Lemon Risotto with Mint
Serves 6

6 cups chicken stock
2 tablespoons unsalted butter, divided
1 tablespoon olive oil
1 small yellow onion
2 cups arborio rice
1/2 cup dry white wine
1/2 cup grated Parmigiano cheese, plus extra for garnish
2 tablespoons freshly squeezed lemon juice
2 teaspoons lemon zest, plus extra for garnish
4 tablespoons finely chopped fresh mint leaves, divided

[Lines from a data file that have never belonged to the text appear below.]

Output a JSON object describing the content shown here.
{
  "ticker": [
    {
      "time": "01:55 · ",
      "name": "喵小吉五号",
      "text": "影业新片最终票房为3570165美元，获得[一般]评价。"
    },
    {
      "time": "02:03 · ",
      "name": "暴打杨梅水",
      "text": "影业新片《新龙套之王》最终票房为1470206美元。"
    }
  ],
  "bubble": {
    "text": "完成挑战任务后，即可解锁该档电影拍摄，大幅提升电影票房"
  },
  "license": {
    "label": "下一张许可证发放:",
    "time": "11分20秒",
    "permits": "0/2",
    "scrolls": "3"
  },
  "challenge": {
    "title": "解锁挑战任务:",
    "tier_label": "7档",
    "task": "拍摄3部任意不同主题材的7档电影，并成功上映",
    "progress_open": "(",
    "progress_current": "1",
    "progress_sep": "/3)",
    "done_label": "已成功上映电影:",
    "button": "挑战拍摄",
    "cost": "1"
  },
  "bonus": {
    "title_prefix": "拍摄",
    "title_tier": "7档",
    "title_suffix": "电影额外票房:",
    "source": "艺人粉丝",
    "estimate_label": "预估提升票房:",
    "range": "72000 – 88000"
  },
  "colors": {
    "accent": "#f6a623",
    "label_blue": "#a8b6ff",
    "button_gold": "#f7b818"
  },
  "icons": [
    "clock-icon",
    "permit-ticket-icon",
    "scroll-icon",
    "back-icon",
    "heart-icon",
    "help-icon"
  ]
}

Bring stock to a simmer in a medium saucepan. Reduce heat to lowest setting and keep warm.
Heat 1 tablespoon butter and oil in a deep skillet or pot over medium heat. Add onion and sauté until softened without coloring, 2 minutes. Add rice and stir to coat. Add wine. Cook, stirring, until the wine evaporates. Add stock 1 cup at a time, stirring until nearly all of the liquid is absorbed before adding the next cup. Continue until the rice is tender but not mushy. Remove pan from the heat. Stir in 1 tablespoon butter, 1/2 cup cheese, lemon juice and lemon zest. Add 2 tablespoons mint leaves. Serve immediately in bowls garnished with extra cheese, zest and mint.

You might also enjoy these recipes from TasteFood:
Fregola Sarda with Asparagus and Lemon
Greek Couscous Salad
Farro Pilaf

Lemon Risotto with Mint

Lemon Risotto with Mint

I have an opinion about risotto. A good risotto should be creamy, but not soupy. The rice should be tender, but not mushy.  The ingredients should be minimal without overwhelming. My ideal risotto reflects the season, and elegantly plays a role in a meal as a first course or side to a main. Lemon Risotto with Mint accomplishes all of this. It’s planted firmly in spring, redolent with lemon and fresh mint. It’s not too heavy, but creamy and rich enough to keep you coming back for more.

Lemon Risotto with Mint
Serves 6

6 cups chicken stock
2 tablespoons unsalted butter, divided
1 tablespoon olive oil
1 small yellow onion or 2 spring onions, white and pale green parts only, finely chopped
2 cups arborio rice
1/2 cup dry white wine
1/2 cup grated Parmigiano-Reggiano cheese, plus extra for garnish
2 tablespoons freshly squeezed lemon juice
2 teaspoons lemon zest, plus extra for garnish
2 tablespoons chopped fresh mint leaves, plus extra for garnish

Bring stock to a simmer. Reduce heat to lowest setting and keep warm.
Heat 1 tablespoon butter and oil in a deep skillet or pot over medium heat. Add onion and sauté until softened, 2 minutes. Add rice and stir to coat. Add wine. Cook, stirring, until the wine evaporates. Add stock 1 cup at a time, stirring until nearly all of the liquid is absorbed before adding the next cup. Continue until the rice is tender but not mushy. Remove pan from the heat. Stir in 1 tablespoon butter, 1/2 cup parmesan cheese, lemon juice and lemon zest. Add mint leaves and serve immediately in bowls garnished with extra cheese, lemon zest and mint.